  • Additional briefings are given by leaders as the volunteers join new projects or visit new areas

7. Recording all illnesses, accidents, near-misses or incidents which may have a bearing on health and safety and using this information as part of an ongoing refinement of the operating procedures.

  • The Medical Officers keep detailed confidential medical records on all staff and volunteers, which are used in combination with accident and ‘near miss’ data reported by various staff, in compiling accident and illness reports.

General travel and health

It is worth checking the UK Foreign & Commonwealth Office or the US State Departments’ web pages on travel advice to Madagascar. Both stress that there is a low threat of terrorism in Madagascar but the country has ¬†political unrest in its recent past and the situation in the centre of the capital (Antananarivo) should be carefully monitored.
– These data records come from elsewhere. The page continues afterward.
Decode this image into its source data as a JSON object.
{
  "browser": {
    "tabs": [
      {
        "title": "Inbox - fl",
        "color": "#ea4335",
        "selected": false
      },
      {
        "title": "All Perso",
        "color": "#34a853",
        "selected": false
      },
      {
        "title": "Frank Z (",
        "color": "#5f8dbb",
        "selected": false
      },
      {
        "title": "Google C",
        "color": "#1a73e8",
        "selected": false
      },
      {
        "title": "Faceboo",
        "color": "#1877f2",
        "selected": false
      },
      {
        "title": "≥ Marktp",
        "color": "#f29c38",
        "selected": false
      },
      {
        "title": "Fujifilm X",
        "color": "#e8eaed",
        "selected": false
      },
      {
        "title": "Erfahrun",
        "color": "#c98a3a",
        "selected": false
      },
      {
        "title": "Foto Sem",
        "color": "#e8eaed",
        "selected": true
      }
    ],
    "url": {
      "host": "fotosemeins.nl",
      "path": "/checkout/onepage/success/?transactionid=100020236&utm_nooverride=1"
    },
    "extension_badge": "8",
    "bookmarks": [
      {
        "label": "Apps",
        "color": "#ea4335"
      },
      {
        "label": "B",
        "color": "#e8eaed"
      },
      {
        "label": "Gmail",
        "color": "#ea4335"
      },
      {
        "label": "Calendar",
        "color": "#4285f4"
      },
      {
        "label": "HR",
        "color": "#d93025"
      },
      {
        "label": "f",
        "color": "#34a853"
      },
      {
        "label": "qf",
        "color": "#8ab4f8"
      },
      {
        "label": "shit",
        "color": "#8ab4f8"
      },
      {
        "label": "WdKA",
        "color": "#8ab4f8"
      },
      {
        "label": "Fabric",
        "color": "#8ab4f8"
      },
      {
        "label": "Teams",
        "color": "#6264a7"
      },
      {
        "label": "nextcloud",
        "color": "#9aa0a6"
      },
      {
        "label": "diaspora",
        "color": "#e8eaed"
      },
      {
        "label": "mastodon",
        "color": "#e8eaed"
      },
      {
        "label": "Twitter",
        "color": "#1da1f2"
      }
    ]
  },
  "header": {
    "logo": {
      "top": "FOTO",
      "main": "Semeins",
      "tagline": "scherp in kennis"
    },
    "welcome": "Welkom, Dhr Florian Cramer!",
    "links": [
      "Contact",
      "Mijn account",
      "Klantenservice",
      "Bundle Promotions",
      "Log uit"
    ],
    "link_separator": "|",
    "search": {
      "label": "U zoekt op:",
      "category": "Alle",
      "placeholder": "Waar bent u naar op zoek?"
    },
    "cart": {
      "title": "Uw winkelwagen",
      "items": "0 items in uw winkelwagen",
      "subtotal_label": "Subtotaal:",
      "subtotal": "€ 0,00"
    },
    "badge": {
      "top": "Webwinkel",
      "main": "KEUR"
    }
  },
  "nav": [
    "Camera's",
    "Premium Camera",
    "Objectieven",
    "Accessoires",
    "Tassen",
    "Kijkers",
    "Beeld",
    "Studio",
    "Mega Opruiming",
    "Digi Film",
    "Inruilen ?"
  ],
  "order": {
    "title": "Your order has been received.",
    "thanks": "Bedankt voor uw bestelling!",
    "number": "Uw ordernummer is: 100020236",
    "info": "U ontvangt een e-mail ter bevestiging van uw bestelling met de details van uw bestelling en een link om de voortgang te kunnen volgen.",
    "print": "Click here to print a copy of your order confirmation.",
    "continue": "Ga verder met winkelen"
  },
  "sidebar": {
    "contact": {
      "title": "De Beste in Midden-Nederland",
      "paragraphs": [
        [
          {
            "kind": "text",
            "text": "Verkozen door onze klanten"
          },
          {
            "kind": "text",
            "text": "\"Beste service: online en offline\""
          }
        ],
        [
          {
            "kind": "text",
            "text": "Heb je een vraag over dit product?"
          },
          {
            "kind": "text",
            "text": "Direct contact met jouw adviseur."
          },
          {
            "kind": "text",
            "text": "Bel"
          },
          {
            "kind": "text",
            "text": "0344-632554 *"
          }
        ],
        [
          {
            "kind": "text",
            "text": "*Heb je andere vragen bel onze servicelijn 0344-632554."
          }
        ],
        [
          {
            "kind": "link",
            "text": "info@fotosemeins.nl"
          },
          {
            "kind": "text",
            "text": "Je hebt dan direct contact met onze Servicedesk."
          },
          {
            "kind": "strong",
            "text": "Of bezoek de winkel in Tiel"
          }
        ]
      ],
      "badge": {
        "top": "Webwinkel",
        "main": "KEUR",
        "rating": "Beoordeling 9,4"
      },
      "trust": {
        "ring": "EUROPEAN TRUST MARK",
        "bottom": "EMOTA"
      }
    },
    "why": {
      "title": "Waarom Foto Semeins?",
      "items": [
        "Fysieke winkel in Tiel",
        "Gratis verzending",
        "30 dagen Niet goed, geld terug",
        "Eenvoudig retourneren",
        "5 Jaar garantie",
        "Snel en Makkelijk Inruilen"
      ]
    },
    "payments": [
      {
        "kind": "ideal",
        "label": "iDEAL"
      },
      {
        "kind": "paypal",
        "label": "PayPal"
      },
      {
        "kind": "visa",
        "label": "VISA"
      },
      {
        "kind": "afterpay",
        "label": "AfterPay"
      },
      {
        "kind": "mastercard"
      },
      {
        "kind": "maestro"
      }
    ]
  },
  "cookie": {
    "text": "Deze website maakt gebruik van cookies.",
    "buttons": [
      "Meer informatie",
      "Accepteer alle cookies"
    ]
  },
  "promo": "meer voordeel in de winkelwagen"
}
It is also advised that those travelling to Madagascar do so with established operators who can monitor the national media and react accordingly. The sites where you will be based on the Op Wall expeditions are remote and relatively unpopulated, and are vast distances (both geographically and socially) from the disturbances in the capital. Volunteers will not spend any time in the centre of Antananarivo and will be in a hotel in a very safe area on the outskirts of the city. However we always monitor the local media and work with in-country partners who are able to quickly adapt travel plans and advice if necessary.

Physical fitness

The level of fitness required to participate in the Madagascar project are relatively low: although you may be required to trek considerable distances with your rucksack, the terrain is fairly flat and the temperatures during the June-July period are not as hot as during the “summer” months. However it can still get very hot during the day, and is very dry (on average it rains less than one day per month during June and July), so precautions are taken to ensure all volunteers and staff remain hydrated.